### TASK DATA
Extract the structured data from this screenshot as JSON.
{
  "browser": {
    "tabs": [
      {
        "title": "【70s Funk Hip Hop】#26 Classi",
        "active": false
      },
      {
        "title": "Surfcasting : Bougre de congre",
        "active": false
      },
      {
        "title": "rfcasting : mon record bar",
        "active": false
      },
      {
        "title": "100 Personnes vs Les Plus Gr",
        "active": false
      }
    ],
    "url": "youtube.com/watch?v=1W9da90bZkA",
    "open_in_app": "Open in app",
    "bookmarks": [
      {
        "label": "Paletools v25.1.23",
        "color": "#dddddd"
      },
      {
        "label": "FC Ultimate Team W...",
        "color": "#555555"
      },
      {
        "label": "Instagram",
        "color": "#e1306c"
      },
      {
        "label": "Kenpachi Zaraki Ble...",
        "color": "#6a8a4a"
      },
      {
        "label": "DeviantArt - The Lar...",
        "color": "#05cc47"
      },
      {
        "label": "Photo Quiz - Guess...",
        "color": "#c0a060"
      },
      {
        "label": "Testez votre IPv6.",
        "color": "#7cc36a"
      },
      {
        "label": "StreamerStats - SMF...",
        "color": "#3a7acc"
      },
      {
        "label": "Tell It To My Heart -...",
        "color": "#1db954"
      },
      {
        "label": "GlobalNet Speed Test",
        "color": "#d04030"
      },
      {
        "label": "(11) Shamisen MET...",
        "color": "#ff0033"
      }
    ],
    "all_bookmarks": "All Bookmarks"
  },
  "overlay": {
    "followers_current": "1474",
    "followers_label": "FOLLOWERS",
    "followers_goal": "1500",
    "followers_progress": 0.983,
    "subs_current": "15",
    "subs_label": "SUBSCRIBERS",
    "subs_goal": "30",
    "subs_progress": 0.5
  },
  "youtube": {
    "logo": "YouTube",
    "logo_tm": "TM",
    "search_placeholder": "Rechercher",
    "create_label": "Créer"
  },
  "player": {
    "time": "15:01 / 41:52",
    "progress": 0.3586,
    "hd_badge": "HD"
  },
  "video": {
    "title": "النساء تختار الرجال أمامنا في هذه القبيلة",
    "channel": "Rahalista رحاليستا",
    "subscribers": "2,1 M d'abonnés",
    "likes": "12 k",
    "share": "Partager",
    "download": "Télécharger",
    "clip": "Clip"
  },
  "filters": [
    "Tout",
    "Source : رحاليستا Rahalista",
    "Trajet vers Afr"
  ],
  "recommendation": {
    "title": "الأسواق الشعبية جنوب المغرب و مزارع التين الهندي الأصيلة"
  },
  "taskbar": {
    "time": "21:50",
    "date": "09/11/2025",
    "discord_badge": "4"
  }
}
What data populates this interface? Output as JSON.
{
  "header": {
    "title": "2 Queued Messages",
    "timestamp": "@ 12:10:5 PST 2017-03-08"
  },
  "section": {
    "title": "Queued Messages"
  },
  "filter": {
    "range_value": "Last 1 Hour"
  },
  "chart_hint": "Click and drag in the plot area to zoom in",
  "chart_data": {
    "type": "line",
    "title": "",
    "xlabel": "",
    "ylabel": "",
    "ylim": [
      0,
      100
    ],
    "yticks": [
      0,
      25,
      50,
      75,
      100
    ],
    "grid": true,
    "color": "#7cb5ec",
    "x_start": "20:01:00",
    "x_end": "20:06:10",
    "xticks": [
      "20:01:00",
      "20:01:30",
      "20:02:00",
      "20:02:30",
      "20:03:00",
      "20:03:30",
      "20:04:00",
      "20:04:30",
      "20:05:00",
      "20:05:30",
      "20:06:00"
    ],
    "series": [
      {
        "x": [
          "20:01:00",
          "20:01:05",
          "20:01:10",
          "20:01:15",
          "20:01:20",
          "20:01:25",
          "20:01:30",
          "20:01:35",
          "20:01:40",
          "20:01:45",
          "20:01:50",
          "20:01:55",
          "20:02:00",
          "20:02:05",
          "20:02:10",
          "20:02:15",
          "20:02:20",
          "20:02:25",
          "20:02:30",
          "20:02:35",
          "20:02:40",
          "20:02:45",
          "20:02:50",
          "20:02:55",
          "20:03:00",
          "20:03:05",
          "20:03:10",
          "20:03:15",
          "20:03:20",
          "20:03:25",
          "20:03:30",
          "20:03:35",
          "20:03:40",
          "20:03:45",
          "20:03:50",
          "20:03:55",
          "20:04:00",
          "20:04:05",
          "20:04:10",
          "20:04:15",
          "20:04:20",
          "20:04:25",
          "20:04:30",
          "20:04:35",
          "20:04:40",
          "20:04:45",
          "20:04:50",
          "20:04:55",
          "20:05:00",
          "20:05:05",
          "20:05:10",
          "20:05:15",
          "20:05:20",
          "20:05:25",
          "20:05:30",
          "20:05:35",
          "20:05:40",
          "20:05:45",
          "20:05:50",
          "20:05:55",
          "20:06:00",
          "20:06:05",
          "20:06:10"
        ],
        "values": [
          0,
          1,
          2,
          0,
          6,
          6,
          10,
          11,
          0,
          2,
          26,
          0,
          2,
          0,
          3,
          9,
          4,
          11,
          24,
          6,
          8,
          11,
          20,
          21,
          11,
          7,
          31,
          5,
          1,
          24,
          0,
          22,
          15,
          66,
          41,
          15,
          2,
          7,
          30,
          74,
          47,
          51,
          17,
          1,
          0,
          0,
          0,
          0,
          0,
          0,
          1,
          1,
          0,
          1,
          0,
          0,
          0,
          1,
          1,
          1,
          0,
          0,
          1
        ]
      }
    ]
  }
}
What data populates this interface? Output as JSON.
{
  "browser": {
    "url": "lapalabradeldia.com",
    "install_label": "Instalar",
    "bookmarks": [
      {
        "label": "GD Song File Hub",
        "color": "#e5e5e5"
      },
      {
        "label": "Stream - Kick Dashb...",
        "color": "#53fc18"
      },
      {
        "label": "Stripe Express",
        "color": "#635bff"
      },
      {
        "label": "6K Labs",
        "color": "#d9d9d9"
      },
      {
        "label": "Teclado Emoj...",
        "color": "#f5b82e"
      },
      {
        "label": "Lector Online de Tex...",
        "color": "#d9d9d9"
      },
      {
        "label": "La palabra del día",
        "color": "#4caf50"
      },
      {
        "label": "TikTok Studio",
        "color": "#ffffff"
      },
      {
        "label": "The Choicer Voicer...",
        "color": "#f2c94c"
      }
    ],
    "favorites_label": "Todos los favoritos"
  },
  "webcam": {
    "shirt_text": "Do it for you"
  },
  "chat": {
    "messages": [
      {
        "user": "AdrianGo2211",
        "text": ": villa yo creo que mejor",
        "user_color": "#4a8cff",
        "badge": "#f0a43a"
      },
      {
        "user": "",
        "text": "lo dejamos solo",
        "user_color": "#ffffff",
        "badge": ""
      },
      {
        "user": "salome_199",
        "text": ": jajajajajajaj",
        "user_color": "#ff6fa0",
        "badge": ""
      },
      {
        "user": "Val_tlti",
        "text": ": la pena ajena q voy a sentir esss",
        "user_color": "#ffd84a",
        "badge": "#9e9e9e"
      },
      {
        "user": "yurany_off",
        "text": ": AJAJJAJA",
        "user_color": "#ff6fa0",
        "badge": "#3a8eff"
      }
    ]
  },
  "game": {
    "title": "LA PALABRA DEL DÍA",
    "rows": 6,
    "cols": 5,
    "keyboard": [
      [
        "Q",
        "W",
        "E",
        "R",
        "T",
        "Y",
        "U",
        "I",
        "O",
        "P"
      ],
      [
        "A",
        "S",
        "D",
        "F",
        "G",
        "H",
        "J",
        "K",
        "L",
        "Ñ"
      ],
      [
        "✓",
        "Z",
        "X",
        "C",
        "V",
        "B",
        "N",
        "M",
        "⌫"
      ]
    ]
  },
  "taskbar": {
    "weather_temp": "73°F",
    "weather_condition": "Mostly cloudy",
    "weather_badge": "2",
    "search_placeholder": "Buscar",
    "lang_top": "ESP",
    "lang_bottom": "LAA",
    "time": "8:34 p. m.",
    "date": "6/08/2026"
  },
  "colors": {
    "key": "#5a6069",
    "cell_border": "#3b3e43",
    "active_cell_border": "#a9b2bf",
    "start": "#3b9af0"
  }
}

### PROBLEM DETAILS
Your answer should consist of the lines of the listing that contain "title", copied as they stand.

### OUTPUT OF THE TASK
        "title": "【70s Funk Hip Hop】#26 Classi",
        "title": "Surfcasting : Bougre de congre",
        "title": "rfcasting : mon record bar",
        "title": "100 Personnes vs Les Plus Gr",
    "title": "النساء تختار الرجال أمامنا في هذه القبيلة",
    "title": "الأسواق الشعبية جنوب المغرب و مزارع التين الهندي الأصيلة"
    "title": "2 Queued Messages",
    "title": "Queued Messages"
    "title": "",
    "title": "LA PALABRA DEL DÍA",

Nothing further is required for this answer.